In the midst of exhausting outselves, though, we've done some interesting things. The members of my "Improvised Chamber Music" class put on a performance Tuesday evening. They chose 9:30 PM as a starting time, as a way to attract more students. 7:30 PM is the standard School of Music evening concert time. Great for adults, but, as my students explained, a bit before younger people start waking up and hitting their evening energy. (This helps explain why students the students in my 9:00 AM class often look as if their brains are still in bed.)
We called the concert "Just Musicking, No Score." It was all free improvisation. The 10 students determined in advance which subgroups would be playing, and in what order. They had decided that two of the pieces would be done to poems; that two would be based on prompts from the audience; and that the opening piece would start with one person on the stage, who would be joined be the others, one-by-one, who would then exit one-by-one; and that the final piece would be an open jam.
Why "Just Musicking"? The word musicking was coined by Christoper Small, and the concept is the focus of his book of the same name. Small emphasizes the act of making and responding to music. Like Richard Tarusikin (Text and Act), and Lydia Goehr (The Imaginary Museum of Musical Works), Small helps us understand that many classical musicians have become obsessed with the text (score) of "works," to the point that we forget that it is the human music making, the interraction between musicians, and between musicians and audience. Small proposes making "music" into a verb. "To music is to take part, in any capacity, in a musical performance, whether by performing, by listening, by rehearsing or practicing, by providing material for performance (what is called composition), or by dancing."
The idea of musical "works," totally composed, finalized, fixed-for-all-time, and unchanging, is, Goehr explains, not only unique to Western art music but also a fairly recent development, having come into full force only in the nineteenth century.
In my Improvised Chamber Music class, I coach the students in making music with each other. With just an hour a week together (plus time they spend on their own outside of class), we don't focus on improvisation based on chord progressions.

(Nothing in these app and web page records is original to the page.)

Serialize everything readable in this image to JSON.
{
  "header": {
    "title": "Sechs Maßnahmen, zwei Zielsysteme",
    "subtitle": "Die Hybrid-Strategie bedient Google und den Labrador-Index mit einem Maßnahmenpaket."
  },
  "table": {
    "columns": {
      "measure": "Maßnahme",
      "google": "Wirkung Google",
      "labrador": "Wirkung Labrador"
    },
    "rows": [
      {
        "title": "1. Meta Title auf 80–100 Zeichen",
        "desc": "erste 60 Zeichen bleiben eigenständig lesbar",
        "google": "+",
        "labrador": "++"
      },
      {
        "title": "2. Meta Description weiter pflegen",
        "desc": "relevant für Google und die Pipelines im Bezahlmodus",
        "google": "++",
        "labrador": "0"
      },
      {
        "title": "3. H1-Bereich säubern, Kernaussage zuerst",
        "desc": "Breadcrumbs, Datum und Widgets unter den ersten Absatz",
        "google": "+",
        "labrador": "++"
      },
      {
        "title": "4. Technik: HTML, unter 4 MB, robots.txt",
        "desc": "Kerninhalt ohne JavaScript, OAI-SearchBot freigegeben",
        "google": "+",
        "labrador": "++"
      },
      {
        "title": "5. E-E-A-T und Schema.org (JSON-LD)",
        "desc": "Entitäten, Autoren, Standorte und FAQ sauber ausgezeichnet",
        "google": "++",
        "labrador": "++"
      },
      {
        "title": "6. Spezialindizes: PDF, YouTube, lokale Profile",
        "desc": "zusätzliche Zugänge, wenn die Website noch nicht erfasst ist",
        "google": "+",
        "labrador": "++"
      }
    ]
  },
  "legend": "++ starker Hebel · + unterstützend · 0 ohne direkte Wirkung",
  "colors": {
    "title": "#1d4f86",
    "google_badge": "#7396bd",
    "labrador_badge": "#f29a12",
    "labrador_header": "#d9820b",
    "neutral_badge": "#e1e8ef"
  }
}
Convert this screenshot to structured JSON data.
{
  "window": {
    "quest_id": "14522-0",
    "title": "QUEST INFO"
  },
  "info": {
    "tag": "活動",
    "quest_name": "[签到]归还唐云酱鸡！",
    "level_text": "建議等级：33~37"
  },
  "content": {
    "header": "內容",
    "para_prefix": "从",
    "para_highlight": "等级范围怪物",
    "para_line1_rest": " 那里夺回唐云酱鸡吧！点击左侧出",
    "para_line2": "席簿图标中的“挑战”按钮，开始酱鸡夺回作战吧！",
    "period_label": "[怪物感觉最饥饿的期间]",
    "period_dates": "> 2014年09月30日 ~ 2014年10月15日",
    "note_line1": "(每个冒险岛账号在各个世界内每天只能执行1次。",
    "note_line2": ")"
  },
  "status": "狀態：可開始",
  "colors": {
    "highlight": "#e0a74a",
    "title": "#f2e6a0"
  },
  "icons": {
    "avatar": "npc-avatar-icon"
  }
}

Instead, the following principles are encouraged:
- There are no "wrong" notes. (Sometimes there are surprises.)
- Say "yes" to your own instincts and intuitions, and to the ideas introduced by others.
- Listen and respond to what others are doing.

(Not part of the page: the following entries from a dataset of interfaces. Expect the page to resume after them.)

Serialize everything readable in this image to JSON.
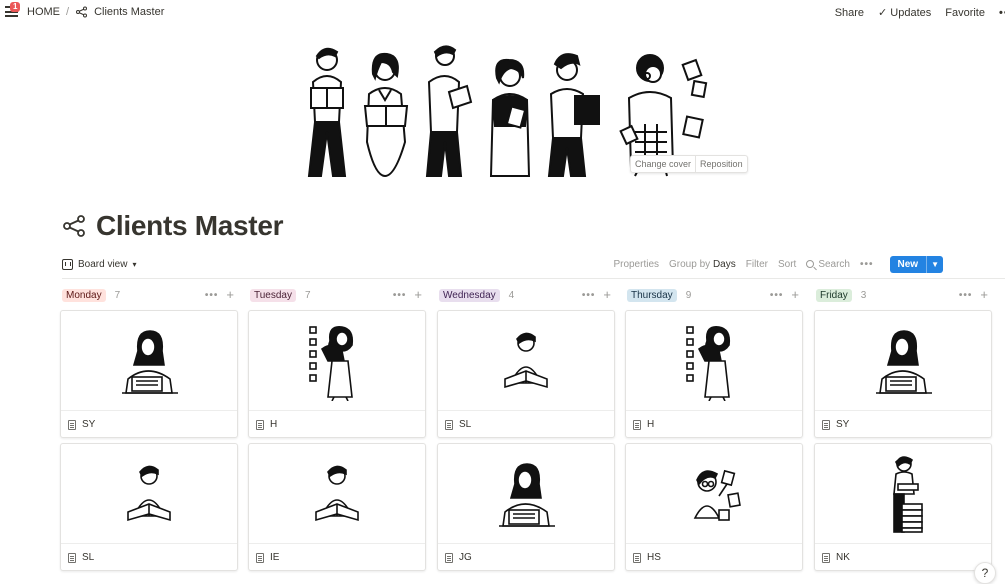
{
  "topbar": {
    "notification_count": "1",
    "breadcrumbs": [
      "HOME",
      "/",
      "Clients Master"
    ],
    "share": "Share",
    "updates": "Updates",
    "favorite": "Favorite"
  },
  "cover": {
    "change_cover": "Change cover",
    "reposition": "Reposition"
  },
  "page": {
    "title": "Clients Master",
    "icon": "share-nodes-icon"
  },
  "viewbar": {
    "view_label": "Board view",
    "properties": "Properties",
    "group_by": "Group by",
    "group_value": "Days",
    "filter": "Filter",
    "sort": "Sort",
    "search": "Search",
    "more": "•••",
    "new": "New"
  },
  "columns": [
    {
      "label": "Monday",
      "count": "7",
      "color": "#ffe2dd",
      "text_color": "#5d1715",
      "cards": [
        {
          "title": "SY",
          "art": "woman-laptop"
        },
        {
          "title": "SL",
          "art": "man-reading"
        }
      ]
    },
    {
      "label": "Tuesday",
      "count": "7",
      "color": "#f5e0e9",
      "text_color": "#4c2337",
      "cards": [
        {
          "title": "H",
          "art": "woman-checklist"
        },
        {
          "title": "IE",
          "art": "man-reading"
        }
      ]
    },
    {
      "label": "Wednesday",
      "count": "4",
      "color": "#e8deee",
      "text_color": "#412454",
      "cards": [
        {
          "title": "SL",
          "art": "man-reading"
        },
        {
          "title": "JG",
          "art": "woman-laptop"
        }
      ]
    },
    {
      "label": "Thursday",
      "count": "9",
      "color": "#d3e5ef",
      "text_color": "#183347",
      "cards": [
        {
          "title": "H",
          "art": "woman-checklist"
        },
        {
          "title": "HS",
          "art": "man-notes"
        }
      ]
    },
    {
      "label": "Friday",
      "count": "3",
      "color": "#dbeddb",
      "text_color": "#1c3829",
      "cards": [
        {
          "title": "SY",
          "art": "woman-laptop"
        },
        {
          "title": "NK",
          "art": "man-books"
        }
      ]
    }
  ],
  "help": "?"
}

- Express yourself.
- Be emotionally honest.
- Be aware of the following roles: soloing, accompanying, being in dialogue.
- Listen for the end.
- Less can be more.
- Focus on developing a musical idea (repetition and development) as well as introducing new ideas (contrast).